Excerpts from an interface dataset
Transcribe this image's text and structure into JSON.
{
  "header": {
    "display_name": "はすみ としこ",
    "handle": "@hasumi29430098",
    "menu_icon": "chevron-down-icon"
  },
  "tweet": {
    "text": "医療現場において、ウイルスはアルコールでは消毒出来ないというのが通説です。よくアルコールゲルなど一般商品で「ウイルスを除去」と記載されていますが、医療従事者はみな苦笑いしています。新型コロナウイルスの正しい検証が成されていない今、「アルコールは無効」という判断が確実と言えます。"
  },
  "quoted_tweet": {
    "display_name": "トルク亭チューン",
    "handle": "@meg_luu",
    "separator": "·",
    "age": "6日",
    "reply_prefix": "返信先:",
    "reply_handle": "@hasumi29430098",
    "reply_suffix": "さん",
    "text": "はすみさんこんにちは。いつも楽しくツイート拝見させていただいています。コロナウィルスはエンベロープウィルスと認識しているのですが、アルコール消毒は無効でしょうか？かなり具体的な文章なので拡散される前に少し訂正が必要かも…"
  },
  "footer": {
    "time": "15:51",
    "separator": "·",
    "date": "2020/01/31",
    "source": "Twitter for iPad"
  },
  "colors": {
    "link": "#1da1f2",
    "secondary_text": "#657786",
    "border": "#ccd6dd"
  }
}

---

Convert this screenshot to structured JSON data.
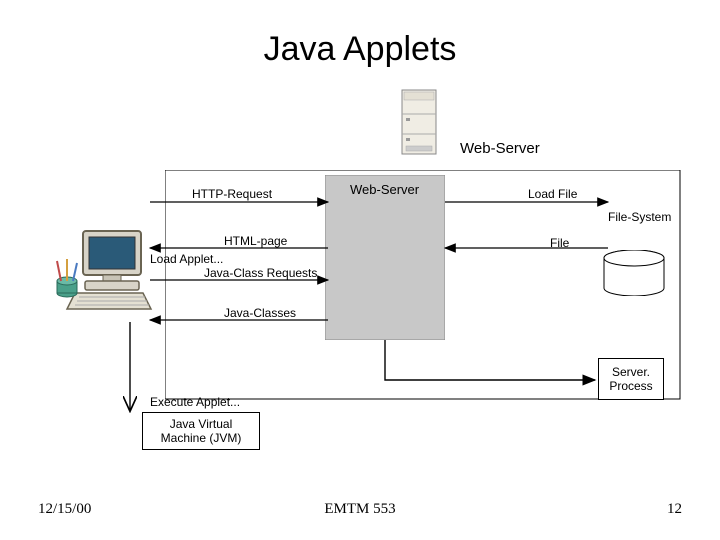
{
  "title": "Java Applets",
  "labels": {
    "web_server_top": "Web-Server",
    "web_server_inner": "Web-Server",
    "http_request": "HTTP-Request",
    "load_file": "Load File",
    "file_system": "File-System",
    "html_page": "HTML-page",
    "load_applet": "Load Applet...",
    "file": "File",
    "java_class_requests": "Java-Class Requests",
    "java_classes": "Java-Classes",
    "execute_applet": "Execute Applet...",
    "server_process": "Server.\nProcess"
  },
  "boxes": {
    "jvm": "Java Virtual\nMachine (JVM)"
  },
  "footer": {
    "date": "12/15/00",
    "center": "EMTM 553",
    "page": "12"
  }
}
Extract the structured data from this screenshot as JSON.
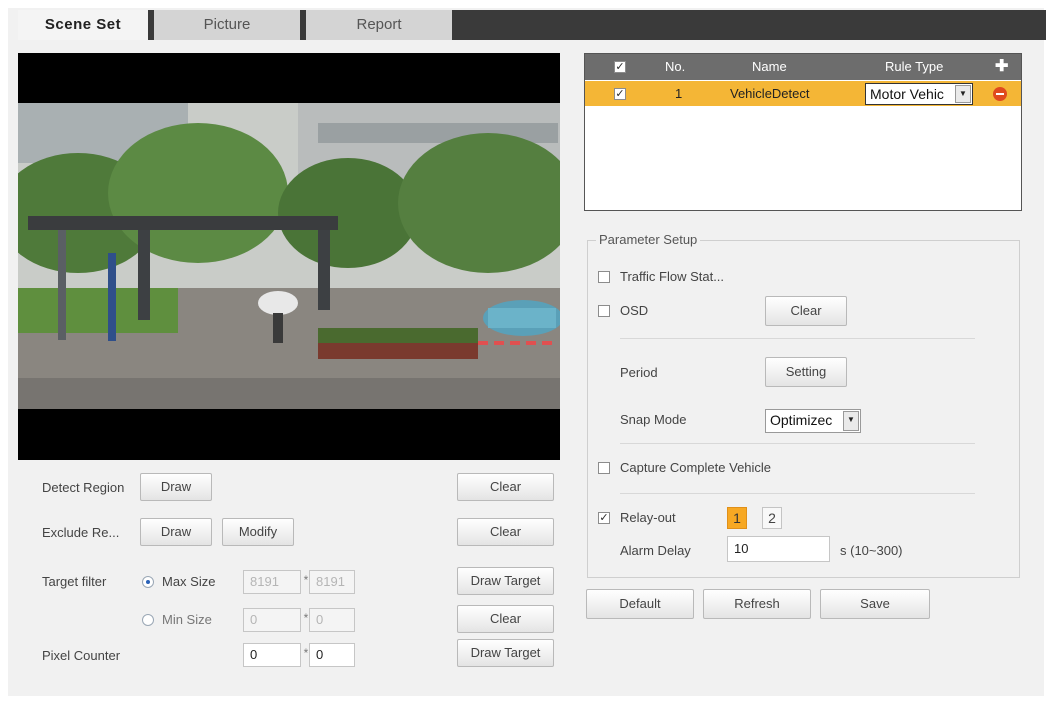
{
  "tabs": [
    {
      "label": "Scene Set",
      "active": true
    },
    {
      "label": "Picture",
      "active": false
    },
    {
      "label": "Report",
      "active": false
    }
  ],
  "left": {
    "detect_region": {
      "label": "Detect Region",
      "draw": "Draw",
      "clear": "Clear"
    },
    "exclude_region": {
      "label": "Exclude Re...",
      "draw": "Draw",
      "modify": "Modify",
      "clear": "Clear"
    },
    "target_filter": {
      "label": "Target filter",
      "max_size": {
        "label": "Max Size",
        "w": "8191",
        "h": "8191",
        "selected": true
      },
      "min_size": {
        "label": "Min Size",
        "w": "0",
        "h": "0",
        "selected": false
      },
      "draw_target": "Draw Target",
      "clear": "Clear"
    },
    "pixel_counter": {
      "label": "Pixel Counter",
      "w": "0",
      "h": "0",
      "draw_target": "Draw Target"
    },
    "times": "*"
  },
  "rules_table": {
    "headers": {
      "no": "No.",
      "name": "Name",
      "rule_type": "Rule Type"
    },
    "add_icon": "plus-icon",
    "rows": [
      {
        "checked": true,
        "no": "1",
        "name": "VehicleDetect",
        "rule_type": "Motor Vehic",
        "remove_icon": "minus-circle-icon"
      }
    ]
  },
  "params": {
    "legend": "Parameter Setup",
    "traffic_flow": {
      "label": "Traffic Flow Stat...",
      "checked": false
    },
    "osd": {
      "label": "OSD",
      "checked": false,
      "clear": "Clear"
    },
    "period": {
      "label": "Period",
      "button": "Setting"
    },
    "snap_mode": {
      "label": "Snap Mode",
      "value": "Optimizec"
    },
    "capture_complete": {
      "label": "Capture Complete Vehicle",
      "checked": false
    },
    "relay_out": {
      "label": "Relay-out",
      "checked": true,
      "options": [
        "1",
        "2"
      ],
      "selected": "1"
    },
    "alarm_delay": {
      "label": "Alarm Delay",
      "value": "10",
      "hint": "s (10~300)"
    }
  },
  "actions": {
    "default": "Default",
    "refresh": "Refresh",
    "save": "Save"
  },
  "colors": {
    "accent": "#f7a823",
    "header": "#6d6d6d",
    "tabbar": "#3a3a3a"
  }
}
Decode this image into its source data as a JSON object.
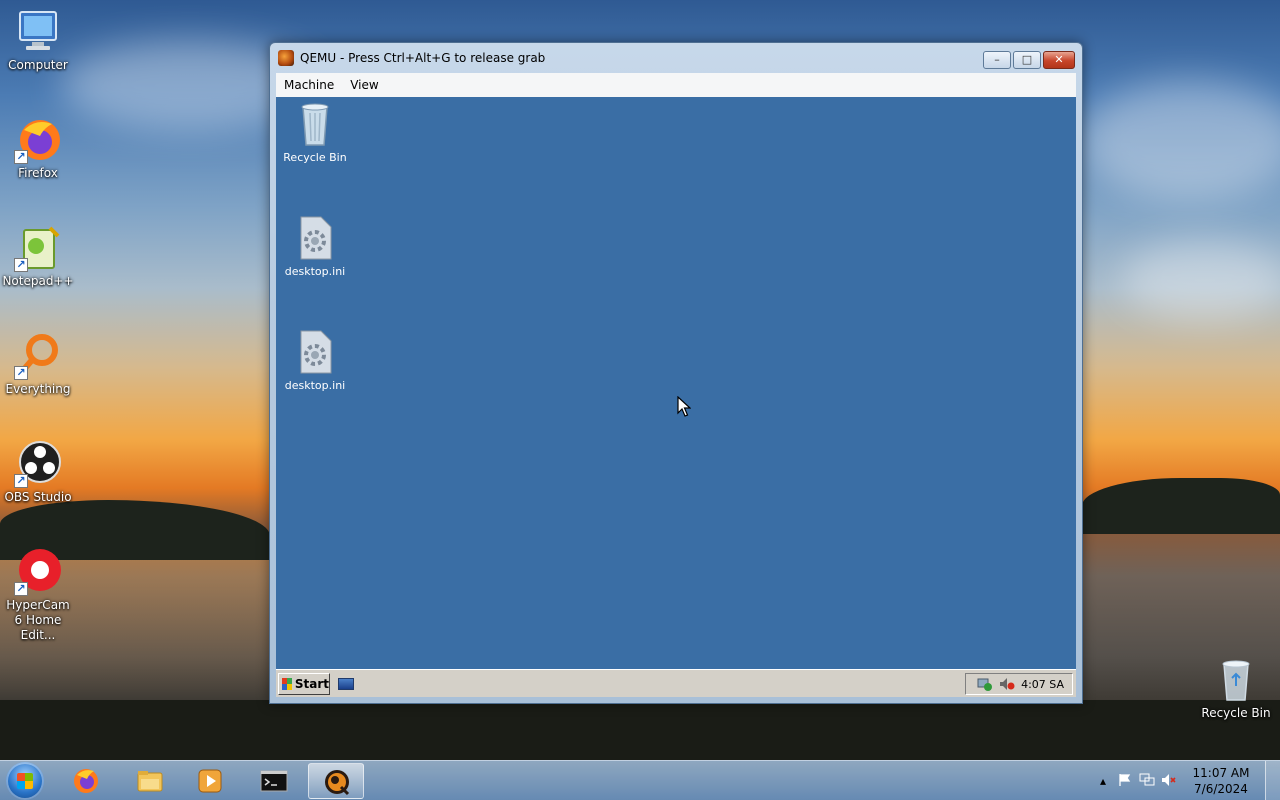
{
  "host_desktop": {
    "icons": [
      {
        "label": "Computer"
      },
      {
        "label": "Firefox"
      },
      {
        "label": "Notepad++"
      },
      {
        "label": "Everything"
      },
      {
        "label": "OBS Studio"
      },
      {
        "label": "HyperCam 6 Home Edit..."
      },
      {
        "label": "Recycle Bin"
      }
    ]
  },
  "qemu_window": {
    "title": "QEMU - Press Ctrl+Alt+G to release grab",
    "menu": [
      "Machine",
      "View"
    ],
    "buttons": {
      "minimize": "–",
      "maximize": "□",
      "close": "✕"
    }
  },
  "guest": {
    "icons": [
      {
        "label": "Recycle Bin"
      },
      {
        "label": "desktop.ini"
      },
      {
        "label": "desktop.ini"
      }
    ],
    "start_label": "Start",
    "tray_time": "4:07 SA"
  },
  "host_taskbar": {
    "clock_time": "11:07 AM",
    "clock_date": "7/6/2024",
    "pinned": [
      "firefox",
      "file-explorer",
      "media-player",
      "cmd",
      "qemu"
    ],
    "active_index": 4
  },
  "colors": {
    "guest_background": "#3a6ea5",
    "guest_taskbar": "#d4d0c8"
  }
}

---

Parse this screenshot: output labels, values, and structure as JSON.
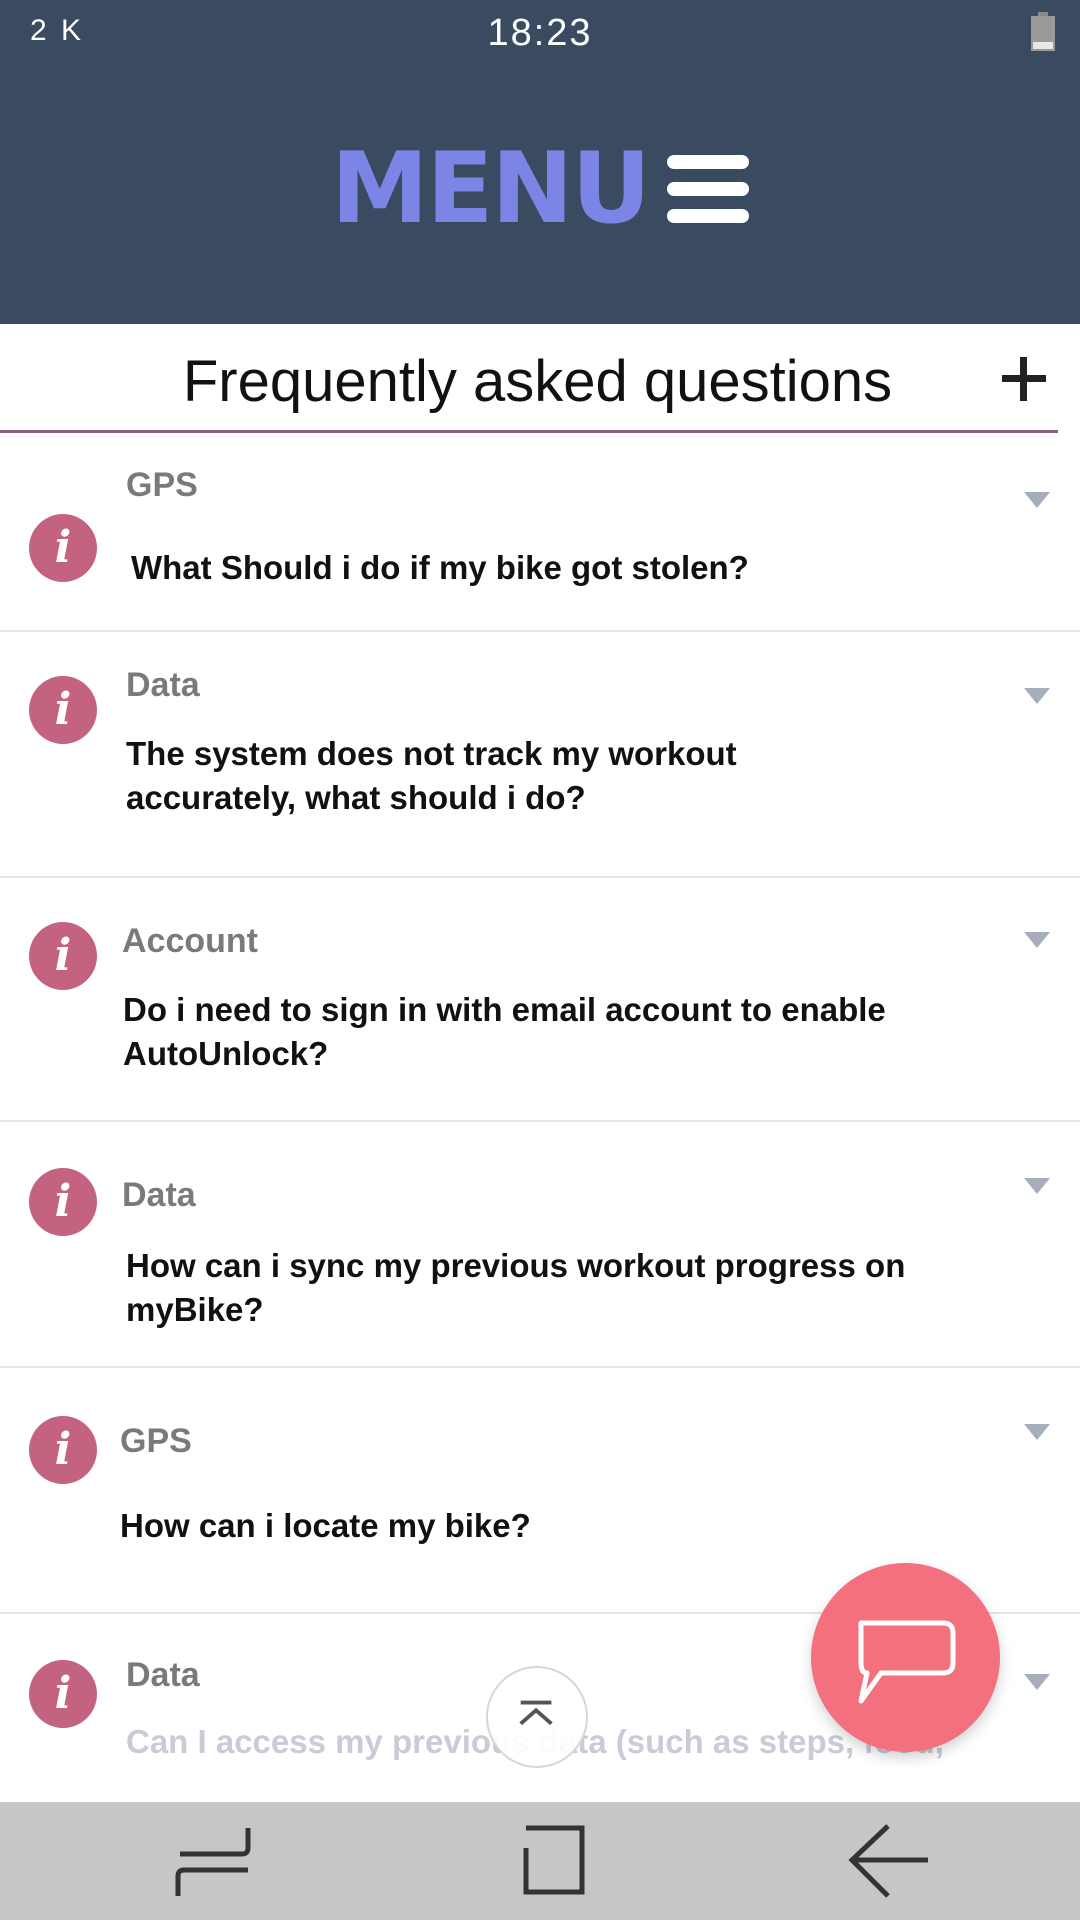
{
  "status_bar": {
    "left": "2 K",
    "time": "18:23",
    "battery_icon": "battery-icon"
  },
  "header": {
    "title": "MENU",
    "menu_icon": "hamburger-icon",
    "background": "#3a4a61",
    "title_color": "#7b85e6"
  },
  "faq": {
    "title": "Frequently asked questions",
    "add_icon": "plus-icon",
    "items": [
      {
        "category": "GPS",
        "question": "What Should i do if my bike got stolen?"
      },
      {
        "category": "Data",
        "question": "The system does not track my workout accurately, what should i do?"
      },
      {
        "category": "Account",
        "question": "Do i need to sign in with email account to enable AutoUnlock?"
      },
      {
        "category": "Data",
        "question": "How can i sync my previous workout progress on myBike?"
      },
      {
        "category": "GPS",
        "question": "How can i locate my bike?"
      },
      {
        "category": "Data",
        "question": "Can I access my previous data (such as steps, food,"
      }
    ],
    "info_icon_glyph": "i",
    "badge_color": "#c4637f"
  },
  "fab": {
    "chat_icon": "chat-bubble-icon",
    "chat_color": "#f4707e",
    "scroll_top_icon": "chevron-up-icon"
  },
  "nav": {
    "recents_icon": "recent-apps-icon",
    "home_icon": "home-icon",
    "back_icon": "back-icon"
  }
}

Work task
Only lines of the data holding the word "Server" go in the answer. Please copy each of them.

Solution for this task
    "web_server_top": "Web-Server",
    "web_server_inner": "Web-Server",
    "server_process": "Server.\nProcess"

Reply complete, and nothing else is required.